The Constitutional Court recently decriminalised the personal use of cannabis. The Master Builders Association of the Western Cape (MBAWC) recently held a workshop to unpack the implications of decriminalisation in terms of occupational health and safety, with the aim of protecting construction industry employers and employees.
Over the past few years, the Western Cape has consistently had a higher accident frequency rate than other regions in the country. However the average cost of an accident is lower and these accidents appear to be less serious.
Deon Bester, Occupational Health and Safety Manager, MBAWC, explained that, based on anecdotal evidence, occupational health and safety professionals believe these statistics could be attributed to the inordinately high use of cannabis, together with other substances, in this part of the country.
Implementing intoxication policies
When it comes to drafting a drug and alcohol policy, Rudelle van der Merwe, Occupational Hygienist at Safenet Africa, explained that this should be done in consultation with a union or employee representative. Once completed, the policy must be approved by all parties.
The policy should include a list of prohibited substances and why they are prohibited. It should also state the procedure to be followed if an employee is suspected of being intoxicated; how to determine if someone is under the influence; methods and frequency of testing; action to be followed in the case of positive test results; and acceptable limits of alcohol and drugs found in tests.
“While most drug and alcohol policies are ‘zero tolerance’, this does not mean that tests must have zero concentration. In order for people to still be able to enjoy their constitutional right to use cannabis, I recommend setting the allowable threshold levels for detection in the drug and alcohol policy low enough so that the person is not impaired or intoxicated, whilst still enabling them to use the substance should they wish,” said Professor Tim Laurens, Senior Lecturer at the University of Pretoria.

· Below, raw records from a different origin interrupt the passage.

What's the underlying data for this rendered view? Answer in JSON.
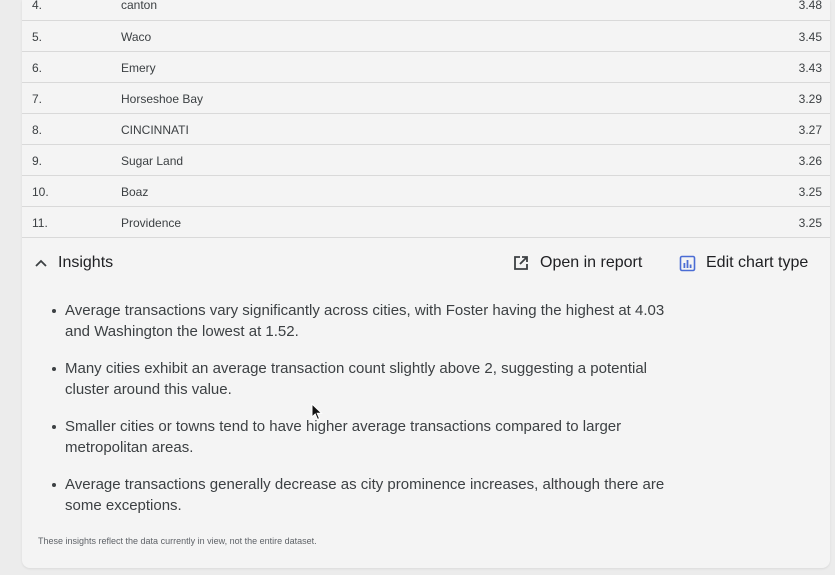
{
  "table": {
    "rows": [
      {
        "rank": "4.",
        "city": "canton",
        "value": "3.48"
      },
      {
        "rank": "5.",
        "city": "Waco",
        "value": "3.45"
      },
      {
        "rank": "6.",
        "city": "Emery",
        "value": "3.43"
      },
      {
        "rank": "7.",
        "city": "Horseshoe Bay",
        "value": "3.29"
      },
      {
        "rank": "8.",
        "city": "CINCINNATI",
        "value": "3.27"
      },
      {
        "rank": "9.",
        "city": "Sugar Land",
        "value": "3.26"
      },
      {
        "rank": "10.",
        "city": "Boaz",
        "value": "3.25"
      },
      {
        "rank": "11.",
        "city": "Providence",
        "value": "3.25"
      }
    ]
  },
  "insights": {
    "title": "Insights",
    "open_in_report": "Open in report",
    "edit_chart_type": "Edit chart type",
    "bullets": [
      "Average transactions vary significantly across cities, with Foster having the highest at 4.03 and Washington the lowest at 1.52.",
      "Many cities exhibit an average transaction count slightly above 2, suggesting a potential cluster around this value.",
      "Smaller cities or towns tend to have higher average transactions compared to larger metropolitan areas.",
      "Average transactions generally decrease as city prominence increases, although there are some exceptions."
    ],
    "footnote": "These insights reflect the data currently in view, not the entire dataset."
  },
  "colors": {
    "page_bg": "#ececec",
    "card_bg": "#f4f4f4",
    "accent_blue": "#4a6cd4"
  },
  "icons": {
    "collapse": "chevron-up-icon",
    "open": "open-in-new-icon",
    "edit": "bar-chart-icon"
  }
}
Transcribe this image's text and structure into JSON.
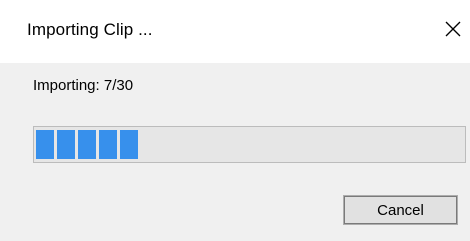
{
  "window": {
    "title": "Importing Clip ...",
    "close_icon": "close-icon"
  },
  "status": {
    "text": "Importing: 7/30"
  },
  "progress": {
    "current": 7,
    "total": 30,
    "fraction": 0.233,
    "color": "#3790ec"
  },
  "buttons": {
    "cancel_label": "Cancel"
  }
}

A word of caution
Counselling Psychologist and Addiction Care Specialist Chris Prins cautioned that cannabis use not only poses a serious risk for accidents and injuries, but also makes the user more prone to health problems and emotional instability. a
He added that, these days, cannabis has greater addiction potential due to higher concentrations of THC, the principal psychoactive constituent of cannabis. “In the 1960s, the THC content was generally between 1% and 2%. Now, the THC content can be as high as 20%.”
Bester concluded with this remark: “The safety and futures of our employees hinge on having a drug and alcohol policy in place and conducting testing in a way that is ethical, legal and scientific.”